Former Puerto Rico Governor Luis Fortuño recently wrote an article for The Hill reminding readers that “Puerto Rico has voted for statehood…twice.”
Does Puerto Rico want statehood?
First he called out Aníbal Acevedo Vilá, who claimed in an opinion piece at The Hill that the people of Puerto Rico don’t want statehood. In fact, Puerto Rico voters have chosen statehood twice, in 2012 and 2017.
“The real reason Mr. Acevedo Vilá is speaking out against statehood is because his party’s preferred ‘enhanced commonwealth’ plan – a fairy-tale status that exempts the residents of Puerto Rico from the federal income tax, while providing them with access to all federal programs and a new federal subsidy – was not on the ballot,” Fortuño explained. “His party continues to shout that the votes have been ‘rigged’ because this option wasn’t included. However, it was excluded for good reason: over the past 20 years, both the White House and Department of Justice have declared it to be unconstitutional.”
The 2017 plebiscite presented voters with all the choices that are viable under the U.S. Constitution.
Fortuño pointed out that Acevedo Vila’s party was in power in Puerto Rico from 2013 to 2016, and never held a referendum. Polls showed that statehood would win, even with the “enhanced commonwealth” option on the ballot. So, while then Governor Garcia Padilla promised to hold a referendum during his incumbency, he failed to do so.
“Most of Puerto Rico’s sons and daughters have already attained the responsibilities and benefits of statehood by relocating to one of the 50 states,” Fortuño said, “with greater numbers moving every year.”
Fortuño then responded to claims that statehood would not be good for Puerto Rico economically. Seeing Puerto Rico in a debt crisis, with a level of poverty and joblessness far higher than that of any state, it is hard to imagine how anyone could argue for continued territory status as a good economic decision.

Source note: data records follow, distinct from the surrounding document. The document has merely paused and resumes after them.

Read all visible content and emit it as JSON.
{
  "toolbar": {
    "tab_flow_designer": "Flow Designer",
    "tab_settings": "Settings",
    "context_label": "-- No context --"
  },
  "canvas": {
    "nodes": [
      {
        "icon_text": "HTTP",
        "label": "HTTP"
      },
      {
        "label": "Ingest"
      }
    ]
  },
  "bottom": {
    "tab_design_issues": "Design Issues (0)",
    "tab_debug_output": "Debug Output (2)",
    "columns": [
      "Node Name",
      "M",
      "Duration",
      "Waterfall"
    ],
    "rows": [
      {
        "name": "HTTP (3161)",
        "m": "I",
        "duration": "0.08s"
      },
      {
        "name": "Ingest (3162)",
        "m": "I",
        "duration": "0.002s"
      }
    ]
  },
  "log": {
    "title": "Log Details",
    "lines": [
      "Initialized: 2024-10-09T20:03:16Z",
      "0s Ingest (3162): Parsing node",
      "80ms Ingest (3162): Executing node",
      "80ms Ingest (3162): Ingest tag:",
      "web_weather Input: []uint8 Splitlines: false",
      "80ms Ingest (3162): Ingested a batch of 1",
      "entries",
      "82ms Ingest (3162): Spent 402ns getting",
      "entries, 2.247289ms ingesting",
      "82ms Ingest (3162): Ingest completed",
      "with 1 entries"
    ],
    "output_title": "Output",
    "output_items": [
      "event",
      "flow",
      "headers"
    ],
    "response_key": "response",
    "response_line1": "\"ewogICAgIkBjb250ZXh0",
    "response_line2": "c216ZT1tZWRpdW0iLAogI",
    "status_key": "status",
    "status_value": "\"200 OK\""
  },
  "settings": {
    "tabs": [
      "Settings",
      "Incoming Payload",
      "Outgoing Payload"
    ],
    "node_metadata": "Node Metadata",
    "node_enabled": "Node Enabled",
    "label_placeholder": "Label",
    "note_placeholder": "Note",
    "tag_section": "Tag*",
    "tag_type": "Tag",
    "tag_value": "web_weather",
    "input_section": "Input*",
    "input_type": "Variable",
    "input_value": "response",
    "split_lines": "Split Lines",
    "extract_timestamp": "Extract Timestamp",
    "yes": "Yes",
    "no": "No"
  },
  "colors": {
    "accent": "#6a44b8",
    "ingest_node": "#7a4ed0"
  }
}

“Hawaii and Alaska, the most recent territories to become states, averaged double-digit economic growth for more than a decade after admission,” Fortuño reminded readers. “In the face of staggering hurricane recovery costs and debt restructuring, the U.S. citizens of Puerto Rico need the pro-growth solution: statehood.”